**Working data:**
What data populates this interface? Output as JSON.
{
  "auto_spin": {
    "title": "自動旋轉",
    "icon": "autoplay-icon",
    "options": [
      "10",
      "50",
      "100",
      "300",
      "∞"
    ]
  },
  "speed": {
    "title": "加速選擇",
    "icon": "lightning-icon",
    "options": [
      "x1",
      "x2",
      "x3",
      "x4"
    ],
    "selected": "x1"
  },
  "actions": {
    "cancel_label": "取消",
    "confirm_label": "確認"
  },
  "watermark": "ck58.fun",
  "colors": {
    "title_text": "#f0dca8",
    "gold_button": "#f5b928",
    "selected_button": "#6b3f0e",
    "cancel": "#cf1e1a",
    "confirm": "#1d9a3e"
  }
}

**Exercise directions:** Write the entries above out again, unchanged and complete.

**Task response:**
What data populates this interface? Output as JSON.
{
  "auto_spin": {
    "title": "自動旋轉",
    "icon": "autoplay-icon",
    "options": [
      "10",
      "50",
      "100",
      "300",
      "∞"
    ]
  },
  "speed": {
    "title": "加速選擇",
    "icon": "lightning-icon",
    "options": [
      "x1",
      "x2",
      "x3",
      "x4"
    ],
    "selected": "x1"
  },
  "actions": {
    "cancel_label": "取消",
    "confirm_label": "確認"
  },
  "watermark": "ck58.fun",
  "colors": {
    "title_text": "#f0dca8",
    "gold_button": "#f5b928",
    "selected_button": "#6b3f0e",
    "cancel": "#cf1e1a",
    "confirm": "#1d9a3e"
  }
}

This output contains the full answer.